*** Block opens ***

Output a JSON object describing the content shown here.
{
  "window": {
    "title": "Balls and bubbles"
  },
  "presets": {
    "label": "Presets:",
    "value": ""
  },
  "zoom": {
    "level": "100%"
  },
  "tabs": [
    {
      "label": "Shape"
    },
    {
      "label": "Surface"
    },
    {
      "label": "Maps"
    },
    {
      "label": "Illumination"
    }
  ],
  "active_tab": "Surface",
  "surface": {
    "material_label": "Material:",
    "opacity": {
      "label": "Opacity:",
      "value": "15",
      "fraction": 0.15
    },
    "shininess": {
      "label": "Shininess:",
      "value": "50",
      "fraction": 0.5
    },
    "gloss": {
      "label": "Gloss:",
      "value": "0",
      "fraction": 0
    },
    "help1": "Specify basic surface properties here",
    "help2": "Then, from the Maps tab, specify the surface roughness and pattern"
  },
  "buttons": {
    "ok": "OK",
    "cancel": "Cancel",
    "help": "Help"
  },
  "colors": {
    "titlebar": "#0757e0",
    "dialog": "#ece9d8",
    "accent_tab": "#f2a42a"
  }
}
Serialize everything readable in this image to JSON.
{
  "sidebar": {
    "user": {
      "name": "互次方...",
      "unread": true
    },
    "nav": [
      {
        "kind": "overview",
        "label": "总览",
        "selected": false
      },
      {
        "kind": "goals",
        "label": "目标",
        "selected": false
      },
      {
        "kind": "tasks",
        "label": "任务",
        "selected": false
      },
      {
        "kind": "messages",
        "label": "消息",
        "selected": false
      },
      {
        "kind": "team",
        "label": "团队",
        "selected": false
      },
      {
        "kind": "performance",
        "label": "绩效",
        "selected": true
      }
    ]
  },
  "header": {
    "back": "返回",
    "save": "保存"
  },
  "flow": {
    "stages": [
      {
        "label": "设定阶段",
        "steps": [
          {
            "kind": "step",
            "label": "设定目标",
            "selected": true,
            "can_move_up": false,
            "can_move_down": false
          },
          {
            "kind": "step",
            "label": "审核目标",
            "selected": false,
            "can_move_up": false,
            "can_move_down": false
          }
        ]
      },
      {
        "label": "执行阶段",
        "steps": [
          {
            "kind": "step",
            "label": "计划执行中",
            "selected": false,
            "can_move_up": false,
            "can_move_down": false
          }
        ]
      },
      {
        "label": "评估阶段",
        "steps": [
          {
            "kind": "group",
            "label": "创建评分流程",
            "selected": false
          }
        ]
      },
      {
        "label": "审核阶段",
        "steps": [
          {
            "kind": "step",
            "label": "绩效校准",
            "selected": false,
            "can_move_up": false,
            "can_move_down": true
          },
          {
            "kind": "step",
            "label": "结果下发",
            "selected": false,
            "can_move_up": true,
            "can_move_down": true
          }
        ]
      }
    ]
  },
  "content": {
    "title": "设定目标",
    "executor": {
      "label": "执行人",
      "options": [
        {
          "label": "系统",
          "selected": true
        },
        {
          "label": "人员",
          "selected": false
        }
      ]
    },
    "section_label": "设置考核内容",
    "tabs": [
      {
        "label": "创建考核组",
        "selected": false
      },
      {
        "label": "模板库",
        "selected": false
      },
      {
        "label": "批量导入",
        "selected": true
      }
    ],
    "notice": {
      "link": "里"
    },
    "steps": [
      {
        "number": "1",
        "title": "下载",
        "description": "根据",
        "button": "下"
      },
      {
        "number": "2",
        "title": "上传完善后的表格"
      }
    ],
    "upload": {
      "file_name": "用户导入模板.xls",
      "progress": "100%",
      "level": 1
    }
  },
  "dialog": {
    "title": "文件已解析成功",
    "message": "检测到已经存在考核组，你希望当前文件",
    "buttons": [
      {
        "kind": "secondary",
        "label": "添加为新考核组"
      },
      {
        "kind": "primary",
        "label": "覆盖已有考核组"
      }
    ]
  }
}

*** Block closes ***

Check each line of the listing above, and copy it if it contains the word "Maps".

* **FINISHED TASK**
      "label": "Maps"
    "help2": "Then, from the Maps tab, specify the surface roughness and pattern"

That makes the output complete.